Crocamo said collaboration is essential to progress, noting the county controller’s office has provided valuable input and assistance in many areas.

“It’s not me. It’s all of us,” she said.

Mentioning one example not in the report, planning/zoning, mapping/GIS and other departments collaborated to create a county roadway management platform that will contain all past documents associated with the infrastructure and serve as the repository to record and track future updates, she said.

Crocamo closed by describing the work of multiple county departments in a Feb. 15 fire at the B’nai B’rith Senior Apartments on East Northampton Street in Wilkes-Barre that temporarily forced dozens of occupants out of their apartments.

A shelter had been set up for the residents at GAR Middle School in Wilkes-Barre with help from the Northeastern Pennsylvania Chapter of the American Red Cross and the Wilkes-Barre Fire Department.

Crocamo said the county’s Department of Emergency Services responded and contacted the county Area Agency on Aging.
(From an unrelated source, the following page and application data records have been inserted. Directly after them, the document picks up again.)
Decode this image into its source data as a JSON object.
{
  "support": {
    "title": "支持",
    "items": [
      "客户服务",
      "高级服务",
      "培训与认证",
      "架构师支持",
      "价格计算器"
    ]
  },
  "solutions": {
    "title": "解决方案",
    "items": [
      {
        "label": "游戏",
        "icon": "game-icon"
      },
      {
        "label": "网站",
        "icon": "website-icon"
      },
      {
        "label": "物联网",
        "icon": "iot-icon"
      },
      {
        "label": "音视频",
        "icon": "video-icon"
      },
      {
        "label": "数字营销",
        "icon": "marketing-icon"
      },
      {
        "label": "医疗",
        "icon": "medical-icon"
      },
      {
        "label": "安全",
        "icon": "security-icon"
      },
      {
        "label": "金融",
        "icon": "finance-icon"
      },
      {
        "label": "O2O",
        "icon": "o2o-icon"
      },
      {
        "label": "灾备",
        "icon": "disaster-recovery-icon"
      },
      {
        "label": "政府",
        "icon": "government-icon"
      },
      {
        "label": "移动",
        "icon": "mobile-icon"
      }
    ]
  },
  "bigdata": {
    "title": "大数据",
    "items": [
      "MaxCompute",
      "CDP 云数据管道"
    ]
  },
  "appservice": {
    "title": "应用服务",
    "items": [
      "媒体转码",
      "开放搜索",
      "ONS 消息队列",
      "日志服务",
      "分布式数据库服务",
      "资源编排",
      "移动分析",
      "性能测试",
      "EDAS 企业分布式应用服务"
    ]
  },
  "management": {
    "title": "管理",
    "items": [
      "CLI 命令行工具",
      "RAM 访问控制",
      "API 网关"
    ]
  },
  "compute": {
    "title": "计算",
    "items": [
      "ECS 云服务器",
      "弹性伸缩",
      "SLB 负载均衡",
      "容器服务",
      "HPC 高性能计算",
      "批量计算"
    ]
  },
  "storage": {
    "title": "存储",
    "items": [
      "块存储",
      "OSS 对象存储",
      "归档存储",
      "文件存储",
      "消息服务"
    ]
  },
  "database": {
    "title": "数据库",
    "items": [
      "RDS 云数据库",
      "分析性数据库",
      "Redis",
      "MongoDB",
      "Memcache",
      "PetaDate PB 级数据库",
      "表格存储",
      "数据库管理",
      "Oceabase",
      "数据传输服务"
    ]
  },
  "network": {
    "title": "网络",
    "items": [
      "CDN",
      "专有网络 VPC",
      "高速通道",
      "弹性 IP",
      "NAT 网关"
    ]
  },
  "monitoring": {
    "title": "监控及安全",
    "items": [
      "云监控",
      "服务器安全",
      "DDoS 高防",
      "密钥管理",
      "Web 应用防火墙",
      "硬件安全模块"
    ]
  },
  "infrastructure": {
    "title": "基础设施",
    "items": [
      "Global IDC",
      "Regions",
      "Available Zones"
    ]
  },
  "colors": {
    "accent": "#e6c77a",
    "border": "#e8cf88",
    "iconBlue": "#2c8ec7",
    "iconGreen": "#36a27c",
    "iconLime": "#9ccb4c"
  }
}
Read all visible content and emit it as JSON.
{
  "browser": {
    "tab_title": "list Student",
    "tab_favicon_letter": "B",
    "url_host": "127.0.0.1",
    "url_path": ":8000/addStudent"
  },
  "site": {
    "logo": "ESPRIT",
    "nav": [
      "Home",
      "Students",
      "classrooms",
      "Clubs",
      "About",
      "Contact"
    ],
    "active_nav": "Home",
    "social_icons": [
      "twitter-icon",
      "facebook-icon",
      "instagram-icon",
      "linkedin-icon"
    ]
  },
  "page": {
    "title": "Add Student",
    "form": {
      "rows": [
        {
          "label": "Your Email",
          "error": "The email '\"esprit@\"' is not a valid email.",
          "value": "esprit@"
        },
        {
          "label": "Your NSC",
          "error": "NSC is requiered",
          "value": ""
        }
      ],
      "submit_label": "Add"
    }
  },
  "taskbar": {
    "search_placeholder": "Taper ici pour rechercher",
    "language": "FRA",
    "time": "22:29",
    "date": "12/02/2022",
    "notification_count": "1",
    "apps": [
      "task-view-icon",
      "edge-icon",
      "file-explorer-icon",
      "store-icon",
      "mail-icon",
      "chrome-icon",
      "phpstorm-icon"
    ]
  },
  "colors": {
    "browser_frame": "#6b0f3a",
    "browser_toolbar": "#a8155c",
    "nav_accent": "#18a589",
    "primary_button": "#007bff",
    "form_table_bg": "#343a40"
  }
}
The on-call aging agency worker immediately intervened to ensure emergency needs were met, and the next day nine agency workers visited the shelter to complete assessments and link residents to community resources.

These assessments showed a need for mental health support, so the county’s Mental Health/Developmental Services department arranged for those services through area providers. This department also set up daily update calls with all agencies involved.

“That my friends is your county employees, and they should be applauded,” Crocamo said. “They didn’t get any accolades. They didn’t get any articles in the newspaper, but they were there when the citizens of Luzerne County needed them.”

Reach Jennifer Learn-Andes at 570-991-6388 or on Twitter @TLJenLearnAndes.